There is a hidden free space for the youth in the unexplored pockets of the 90’s, but be carefull Red Bull will be there in a second.
The same is happening with techno-culture, only the strong survives, the rest is just mimicking. But there is a ton of modern music machinery that makes techno sounds by the book, which is of course also very different from original techno where nobody had keyboards that made techno sounds. You had to work rather hard on them to make them do techno sounds. None of them when you bought them did techno sounds to begin with. I don’t think there is anything wrong with that, but I think a lot of artists that have a lot of money and buy retro gear for a lot of cash–these people are all romantics and they are dreaming of a time when they were not there, and I was there, so I can tell you how it was, and I can also tell you about the stupidity in the culture. But that doesn’t really matter. It is a thing, and all modern art basically right now includes dub and rave elements in its music making or in its aesthetics; it could be visual, it could be soundwise, or this sort of thing.
And that is very interesting, but it’s also just a way of dreaming. Because right now techno culture and subculture is a free space, simply because mainstream culture has moved on. For example a lot of music by Drake and Kanye West, uses the 808 rhythm box. [beatboxing] And the 909 rhythm box used in 80s music has completely different frequency range sounds [/beatboxing]. These kinds of rhythmic structures do not exist in mainstream culture, and so therefore it is a freespace. It’s the same thing with visual art. People are so tired of handdrawn record covers, and hand drawn fliers, nowadays they want to go back to the printer, and the computer layout. Can I blame them? Absolutely not.
“Goodiepal and the Danish Broadcasting Corporation Conspiracy,” January 22, 2008. WFMU blog. ↩︎
is a Faroese/Danish computer musician, composer, storyteller, and writer. From 2004 to 2008 he was the head of the electronic music department and teacher at DIEM (Danish Institute for Electro-acoustic Music) at the Royal Academy of Music in Aarhus, Denmark. He is the author of the books, Radical Computer Music and Fantastisk Mediemanipulation (2009) and El Camino Del Hardcore—Rejsen Til Nordens Indre (2012).

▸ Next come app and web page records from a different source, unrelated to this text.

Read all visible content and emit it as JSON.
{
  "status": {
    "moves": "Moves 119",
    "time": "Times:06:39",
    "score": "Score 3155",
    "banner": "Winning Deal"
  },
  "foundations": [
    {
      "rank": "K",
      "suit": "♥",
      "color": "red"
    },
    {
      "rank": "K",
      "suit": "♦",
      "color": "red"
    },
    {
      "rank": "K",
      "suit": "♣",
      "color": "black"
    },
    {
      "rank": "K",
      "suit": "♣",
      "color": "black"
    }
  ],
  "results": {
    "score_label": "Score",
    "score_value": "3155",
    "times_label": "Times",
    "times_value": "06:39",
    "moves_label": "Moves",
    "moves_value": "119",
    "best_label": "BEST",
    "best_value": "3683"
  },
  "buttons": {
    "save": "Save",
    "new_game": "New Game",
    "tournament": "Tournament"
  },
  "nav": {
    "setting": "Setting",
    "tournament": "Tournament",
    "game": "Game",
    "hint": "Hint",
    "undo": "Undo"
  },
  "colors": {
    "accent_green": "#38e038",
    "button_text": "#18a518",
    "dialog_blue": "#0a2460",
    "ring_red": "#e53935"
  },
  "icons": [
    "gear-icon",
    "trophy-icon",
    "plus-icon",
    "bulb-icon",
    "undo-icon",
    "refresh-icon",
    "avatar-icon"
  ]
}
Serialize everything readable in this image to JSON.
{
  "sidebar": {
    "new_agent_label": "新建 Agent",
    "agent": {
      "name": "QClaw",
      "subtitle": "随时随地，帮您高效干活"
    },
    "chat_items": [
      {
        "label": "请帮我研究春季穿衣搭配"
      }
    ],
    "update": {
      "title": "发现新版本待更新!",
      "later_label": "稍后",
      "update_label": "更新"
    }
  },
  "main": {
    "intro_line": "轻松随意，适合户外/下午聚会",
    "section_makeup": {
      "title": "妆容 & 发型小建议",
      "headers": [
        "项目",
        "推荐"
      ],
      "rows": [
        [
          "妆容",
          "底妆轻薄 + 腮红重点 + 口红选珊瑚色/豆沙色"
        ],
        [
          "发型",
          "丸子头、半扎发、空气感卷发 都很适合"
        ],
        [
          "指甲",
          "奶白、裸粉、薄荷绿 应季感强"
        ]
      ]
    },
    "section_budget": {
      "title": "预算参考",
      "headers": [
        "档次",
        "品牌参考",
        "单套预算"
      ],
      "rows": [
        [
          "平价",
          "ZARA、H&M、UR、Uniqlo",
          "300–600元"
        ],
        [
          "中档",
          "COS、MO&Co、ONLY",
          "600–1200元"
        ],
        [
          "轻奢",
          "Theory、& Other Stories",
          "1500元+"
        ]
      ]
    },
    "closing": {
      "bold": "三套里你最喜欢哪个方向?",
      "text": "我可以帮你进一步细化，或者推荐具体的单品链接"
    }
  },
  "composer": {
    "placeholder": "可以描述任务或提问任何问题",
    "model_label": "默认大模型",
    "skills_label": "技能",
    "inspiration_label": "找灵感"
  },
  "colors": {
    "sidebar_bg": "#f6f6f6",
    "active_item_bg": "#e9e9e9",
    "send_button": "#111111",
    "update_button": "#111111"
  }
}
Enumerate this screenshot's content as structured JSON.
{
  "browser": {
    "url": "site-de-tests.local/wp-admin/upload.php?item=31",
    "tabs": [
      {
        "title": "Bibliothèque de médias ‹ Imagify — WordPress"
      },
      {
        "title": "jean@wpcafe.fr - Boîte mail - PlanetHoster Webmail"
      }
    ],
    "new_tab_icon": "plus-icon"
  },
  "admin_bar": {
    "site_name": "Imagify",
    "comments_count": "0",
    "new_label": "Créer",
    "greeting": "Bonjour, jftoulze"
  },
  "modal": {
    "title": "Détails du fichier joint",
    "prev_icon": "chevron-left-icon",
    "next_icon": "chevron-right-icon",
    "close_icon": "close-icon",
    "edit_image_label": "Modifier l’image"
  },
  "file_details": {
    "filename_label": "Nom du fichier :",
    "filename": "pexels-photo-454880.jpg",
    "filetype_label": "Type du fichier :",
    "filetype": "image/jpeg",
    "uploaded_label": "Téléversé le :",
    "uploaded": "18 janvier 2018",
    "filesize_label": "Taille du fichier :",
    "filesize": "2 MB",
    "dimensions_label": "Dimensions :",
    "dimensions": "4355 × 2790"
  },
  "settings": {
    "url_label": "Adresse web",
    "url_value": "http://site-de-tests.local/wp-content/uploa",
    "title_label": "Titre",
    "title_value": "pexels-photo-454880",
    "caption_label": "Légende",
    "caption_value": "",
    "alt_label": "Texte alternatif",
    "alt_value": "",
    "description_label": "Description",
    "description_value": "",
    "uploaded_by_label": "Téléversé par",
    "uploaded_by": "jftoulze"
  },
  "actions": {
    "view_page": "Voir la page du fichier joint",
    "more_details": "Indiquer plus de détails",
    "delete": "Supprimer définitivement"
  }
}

Supposed computer music prodigy in the 80’s:
Supposed techno maverick in the 90’s:
Supposed game changer in the 00’s:
Supposed bandleader in the 10’s (Gp. & Pls.):